▶ [Dataset content]:
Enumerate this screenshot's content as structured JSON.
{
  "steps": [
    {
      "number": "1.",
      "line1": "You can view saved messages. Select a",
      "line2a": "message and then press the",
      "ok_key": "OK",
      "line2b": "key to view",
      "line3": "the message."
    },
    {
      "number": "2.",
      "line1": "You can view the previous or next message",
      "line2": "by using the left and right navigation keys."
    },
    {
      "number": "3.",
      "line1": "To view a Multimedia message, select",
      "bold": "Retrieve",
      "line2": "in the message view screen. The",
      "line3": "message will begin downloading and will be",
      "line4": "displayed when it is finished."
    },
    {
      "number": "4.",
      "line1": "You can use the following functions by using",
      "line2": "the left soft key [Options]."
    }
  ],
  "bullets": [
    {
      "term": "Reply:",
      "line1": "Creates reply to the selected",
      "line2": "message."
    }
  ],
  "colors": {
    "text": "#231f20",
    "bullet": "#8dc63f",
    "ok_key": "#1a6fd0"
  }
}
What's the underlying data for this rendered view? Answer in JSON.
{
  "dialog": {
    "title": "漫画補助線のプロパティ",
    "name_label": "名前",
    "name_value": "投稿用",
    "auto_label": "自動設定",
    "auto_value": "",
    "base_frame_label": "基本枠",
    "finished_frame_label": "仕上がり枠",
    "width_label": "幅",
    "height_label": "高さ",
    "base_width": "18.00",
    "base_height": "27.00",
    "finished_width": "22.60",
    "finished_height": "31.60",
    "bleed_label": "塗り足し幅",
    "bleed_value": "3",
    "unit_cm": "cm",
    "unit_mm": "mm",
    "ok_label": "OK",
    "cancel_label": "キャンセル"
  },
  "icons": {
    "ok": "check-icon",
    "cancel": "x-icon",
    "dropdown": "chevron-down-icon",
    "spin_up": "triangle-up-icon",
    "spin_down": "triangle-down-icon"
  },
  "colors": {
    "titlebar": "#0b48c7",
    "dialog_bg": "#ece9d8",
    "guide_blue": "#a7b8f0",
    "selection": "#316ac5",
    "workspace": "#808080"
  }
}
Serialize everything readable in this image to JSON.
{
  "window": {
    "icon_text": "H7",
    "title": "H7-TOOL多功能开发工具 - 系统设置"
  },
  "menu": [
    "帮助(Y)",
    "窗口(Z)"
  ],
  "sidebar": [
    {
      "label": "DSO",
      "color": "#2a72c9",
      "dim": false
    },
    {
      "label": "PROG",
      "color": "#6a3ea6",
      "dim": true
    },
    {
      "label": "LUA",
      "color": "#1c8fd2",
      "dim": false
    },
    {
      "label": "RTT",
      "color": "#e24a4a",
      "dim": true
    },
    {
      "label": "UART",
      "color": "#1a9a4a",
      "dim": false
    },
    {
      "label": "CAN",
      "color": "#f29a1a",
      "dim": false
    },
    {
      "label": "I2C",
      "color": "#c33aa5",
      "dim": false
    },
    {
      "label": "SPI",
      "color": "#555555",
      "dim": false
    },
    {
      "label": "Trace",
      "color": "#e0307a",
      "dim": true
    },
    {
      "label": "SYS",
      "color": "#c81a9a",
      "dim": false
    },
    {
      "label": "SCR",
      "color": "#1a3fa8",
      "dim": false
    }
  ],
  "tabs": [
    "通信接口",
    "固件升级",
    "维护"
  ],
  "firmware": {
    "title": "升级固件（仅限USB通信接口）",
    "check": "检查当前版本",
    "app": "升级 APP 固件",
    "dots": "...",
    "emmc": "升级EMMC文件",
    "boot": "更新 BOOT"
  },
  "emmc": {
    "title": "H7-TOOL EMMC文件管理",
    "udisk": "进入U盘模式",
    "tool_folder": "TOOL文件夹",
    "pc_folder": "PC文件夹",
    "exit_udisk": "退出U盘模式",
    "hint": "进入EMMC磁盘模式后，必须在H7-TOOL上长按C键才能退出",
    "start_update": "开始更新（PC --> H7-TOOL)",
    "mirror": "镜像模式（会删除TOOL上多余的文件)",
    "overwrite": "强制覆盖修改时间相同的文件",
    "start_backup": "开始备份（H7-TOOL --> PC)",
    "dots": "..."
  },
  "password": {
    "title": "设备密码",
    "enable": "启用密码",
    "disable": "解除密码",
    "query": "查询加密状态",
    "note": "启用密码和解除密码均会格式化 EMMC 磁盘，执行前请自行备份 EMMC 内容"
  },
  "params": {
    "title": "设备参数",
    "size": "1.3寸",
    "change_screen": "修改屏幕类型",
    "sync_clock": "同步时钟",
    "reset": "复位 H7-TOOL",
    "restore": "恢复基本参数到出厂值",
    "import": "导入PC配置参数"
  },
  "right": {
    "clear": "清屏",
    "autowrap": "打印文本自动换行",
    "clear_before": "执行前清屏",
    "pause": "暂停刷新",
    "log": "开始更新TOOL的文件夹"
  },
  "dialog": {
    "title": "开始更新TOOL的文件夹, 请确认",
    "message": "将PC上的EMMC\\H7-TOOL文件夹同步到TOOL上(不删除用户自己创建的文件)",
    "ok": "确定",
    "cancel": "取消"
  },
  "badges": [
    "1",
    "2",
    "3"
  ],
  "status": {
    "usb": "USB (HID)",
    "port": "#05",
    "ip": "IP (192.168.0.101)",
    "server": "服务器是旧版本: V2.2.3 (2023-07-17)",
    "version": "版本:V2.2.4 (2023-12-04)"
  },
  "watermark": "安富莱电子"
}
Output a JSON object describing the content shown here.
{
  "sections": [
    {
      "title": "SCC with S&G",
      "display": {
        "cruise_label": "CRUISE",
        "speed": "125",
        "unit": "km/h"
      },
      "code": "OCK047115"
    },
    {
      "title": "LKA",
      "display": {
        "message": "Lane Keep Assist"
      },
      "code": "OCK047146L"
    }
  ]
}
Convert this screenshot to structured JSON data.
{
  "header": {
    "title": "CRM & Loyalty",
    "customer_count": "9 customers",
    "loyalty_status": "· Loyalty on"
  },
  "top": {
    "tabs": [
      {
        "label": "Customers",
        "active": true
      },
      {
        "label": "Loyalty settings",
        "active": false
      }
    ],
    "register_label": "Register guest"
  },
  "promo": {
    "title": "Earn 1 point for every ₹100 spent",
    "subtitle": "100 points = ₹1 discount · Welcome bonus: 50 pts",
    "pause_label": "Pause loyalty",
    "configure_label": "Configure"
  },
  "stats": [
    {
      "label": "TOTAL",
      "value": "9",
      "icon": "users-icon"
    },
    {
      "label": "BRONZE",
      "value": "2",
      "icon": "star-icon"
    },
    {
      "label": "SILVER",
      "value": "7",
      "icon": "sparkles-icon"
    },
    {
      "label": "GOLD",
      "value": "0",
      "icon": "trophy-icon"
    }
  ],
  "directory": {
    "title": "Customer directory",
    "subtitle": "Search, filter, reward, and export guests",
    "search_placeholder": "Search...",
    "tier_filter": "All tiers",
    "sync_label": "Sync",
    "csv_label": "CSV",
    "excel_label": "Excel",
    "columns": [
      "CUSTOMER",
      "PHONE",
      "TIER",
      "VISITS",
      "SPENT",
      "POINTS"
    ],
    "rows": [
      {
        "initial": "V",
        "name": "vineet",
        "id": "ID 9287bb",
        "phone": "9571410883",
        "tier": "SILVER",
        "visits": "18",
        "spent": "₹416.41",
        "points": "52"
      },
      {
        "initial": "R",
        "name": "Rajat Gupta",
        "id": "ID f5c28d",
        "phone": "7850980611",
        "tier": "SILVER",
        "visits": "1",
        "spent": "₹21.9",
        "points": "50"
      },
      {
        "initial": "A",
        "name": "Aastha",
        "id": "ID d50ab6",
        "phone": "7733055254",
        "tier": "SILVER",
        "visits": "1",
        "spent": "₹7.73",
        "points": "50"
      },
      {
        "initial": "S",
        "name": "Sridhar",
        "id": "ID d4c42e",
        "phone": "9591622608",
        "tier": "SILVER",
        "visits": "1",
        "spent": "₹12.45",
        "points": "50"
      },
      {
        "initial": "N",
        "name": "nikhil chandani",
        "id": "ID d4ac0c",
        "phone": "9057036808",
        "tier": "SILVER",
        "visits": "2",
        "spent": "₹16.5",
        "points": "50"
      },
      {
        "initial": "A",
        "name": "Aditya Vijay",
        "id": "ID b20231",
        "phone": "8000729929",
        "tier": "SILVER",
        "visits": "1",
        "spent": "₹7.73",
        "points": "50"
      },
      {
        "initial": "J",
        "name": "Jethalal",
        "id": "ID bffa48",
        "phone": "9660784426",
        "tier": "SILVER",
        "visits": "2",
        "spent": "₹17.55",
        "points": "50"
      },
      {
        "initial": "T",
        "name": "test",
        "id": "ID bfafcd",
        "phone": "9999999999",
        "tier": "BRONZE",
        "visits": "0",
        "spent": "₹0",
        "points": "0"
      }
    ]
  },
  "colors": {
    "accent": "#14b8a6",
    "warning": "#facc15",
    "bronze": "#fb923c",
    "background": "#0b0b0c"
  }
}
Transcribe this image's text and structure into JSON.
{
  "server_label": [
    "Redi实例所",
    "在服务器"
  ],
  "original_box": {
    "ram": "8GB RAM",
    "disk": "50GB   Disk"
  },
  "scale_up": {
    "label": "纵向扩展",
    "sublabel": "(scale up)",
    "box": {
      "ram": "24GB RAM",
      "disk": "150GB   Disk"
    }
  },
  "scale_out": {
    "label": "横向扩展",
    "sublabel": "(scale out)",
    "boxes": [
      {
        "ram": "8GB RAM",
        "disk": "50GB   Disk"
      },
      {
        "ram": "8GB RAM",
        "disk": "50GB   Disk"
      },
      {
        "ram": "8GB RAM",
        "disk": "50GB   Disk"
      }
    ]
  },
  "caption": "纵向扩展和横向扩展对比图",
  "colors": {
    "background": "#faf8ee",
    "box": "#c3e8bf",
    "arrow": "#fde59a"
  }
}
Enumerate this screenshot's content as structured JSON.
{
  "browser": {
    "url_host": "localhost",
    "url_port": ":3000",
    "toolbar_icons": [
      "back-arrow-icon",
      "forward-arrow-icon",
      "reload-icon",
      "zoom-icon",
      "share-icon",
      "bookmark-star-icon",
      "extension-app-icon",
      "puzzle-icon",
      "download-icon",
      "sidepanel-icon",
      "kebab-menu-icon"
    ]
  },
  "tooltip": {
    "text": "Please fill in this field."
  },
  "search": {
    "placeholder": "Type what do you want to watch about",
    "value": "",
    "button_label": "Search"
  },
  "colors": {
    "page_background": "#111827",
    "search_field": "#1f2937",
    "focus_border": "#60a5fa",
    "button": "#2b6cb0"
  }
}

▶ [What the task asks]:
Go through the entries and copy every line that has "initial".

▶ [Response box]:
        "initial": "V",
        "initial": "R",
        "initial": "A",
        "initial": "S",
        "initial": "N",
        "initial": "A",
        "initial": "J",
        "initial": "T",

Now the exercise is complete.